= Exercise objective =
Give the records again in full, exactly as written.

(Data extracted from a collection)

━━━━━━━━━━━━━━━━━━━━

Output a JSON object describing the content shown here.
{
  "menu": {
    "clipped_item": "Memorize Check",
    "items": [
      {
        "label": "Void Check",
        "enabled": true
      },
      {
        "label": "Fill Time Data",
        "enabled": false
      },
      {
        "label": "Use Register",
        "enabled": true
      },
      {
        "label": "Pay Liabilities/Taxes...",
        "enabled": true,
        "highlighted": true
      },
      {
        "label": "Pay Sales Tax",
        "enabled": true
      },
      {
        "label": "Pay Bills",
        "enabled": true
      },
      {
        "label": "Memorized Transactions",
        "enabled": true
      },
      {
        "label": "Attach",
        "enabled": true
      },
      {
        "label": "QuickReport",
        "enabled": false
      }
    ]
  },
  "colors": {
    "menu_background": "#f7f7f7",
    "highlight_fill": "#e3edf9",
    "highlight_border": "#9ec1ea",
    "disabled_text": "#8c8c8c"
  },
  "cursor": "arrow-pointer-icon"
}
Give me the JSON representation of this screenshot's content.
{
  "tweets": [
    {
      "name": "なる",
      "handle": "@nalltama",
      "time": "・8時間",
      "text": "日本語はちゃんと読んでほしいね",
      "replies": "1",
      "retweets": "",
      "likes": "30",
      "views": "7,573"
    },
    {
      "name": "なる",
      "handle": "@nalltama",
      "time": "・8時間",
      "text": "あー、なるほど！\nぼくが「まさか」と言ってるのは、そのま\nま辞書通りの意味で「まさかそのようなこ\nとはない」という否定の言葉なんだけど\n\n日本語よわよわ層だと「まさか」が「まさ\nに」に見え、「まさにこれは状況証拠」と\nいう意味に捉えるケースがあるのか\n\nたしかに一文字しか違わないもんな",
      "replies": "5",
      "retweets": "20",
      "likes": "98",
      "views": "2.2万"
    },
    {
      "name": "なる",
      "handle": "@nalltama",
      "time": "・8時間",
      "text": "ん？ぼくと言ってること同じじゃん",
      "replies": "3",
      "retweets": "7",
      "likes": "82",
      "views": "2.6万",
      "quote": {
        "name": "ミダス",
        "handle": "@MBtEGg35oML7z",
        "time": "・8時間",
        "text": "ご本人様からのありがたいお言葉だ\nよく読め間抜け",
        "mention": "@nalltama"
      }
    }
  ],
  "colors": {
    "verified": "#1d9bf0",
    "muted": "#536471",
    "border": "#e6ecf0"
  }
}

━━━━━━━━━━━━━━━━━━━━

= Result for this task =
Output a JSON object describing the content shown here.
{
  "menu": {
    "clipped_item": "Memorize Check",
    "items": [
      {
        "label": "Void Check",
        "enabled": true
      },
      {
        "label": "Fill Time Data",
        "enabled": false
      },
      {
        "label": "Use Register",
        "enabled": true
      },
      {
        "label": "Pay Liabilities/Taxes...",
        "enabled": true,
        "highlighted": true
      },
      {
        "label": "Pay Sales Tax",
        "enabled": true
      },
      {
        "label": "Pay Bills",
        "enabled": true
      },
      {
        "label": "Memorized Transactions",
        "enabled": true
      },
      {
        "label": "Attach",
        "enabled": true
      },
      {
        "label": "QuickReport",
        "enabled": false
      }
    ]
  },
  "colors": {
    "menu_background": "#f7f7f7",
    "highlight_fill": "#e3edf9",
    "highlight_border": "#9ec1ea",
    "disabled_text": "#8c8c8c"
  },
  "cursor": "arrow-pointer-icon"
}
Give me the JSON representation of this screenshot's content.
{
  "tweets": [
    {
      "name": "なる",
      "handle": "@nalltama",
      "time": "・8時間",
      "text": "日本語はちゃんと読んでほしいね",
      "replies": "1",
      "retweets": "",
      "likes": "30",
      "views": "7,573"
    },
    {
      "name": "なる",
      "handle": "@nalltama",
      "time": "・8時間",
      "text": "あー、なるほど！\nぼくが「まさか」と言ってるのは、そのま\nま辞書通りの意味で「まさかそのようなこ\nとはない」という否定の言葉なんだけど\n\n日本語よわよわ層だと「まさか」が「まさ\nに」に見え、「まさにこれは状況証拠」と\nいう意味に捉えるケースがあるのか\n\nたしかに一文字しか違わないもんな",
      "replies": "5",
      "retweets": "20",
      "likes": "98",
      "views": "2.2万"
    },
    {
      "name": "なる",
      "handle": "@nalltama",
      "time": "・8時間",
      "text": "ん？ぼくと言ってること同じじゃん",
      "replies": "3",
      "retweets": "7",
      "likes": "82",
      "views": "2.6万",
      "quote": {
        "name": "ミダス",
        "handle": "@MBtEGg35oML7z",
        "time": "・8時間",
        "text": "ご本人様からのありがたいお言葉だ\nよく読め間抜け",
        "mention": "@nalltama"
      }
    }
  ],
  "colors": {
    "verified": "#1d9bf0",
    "muted": "#536471",
    "border": "#e6ecf0"
  }
}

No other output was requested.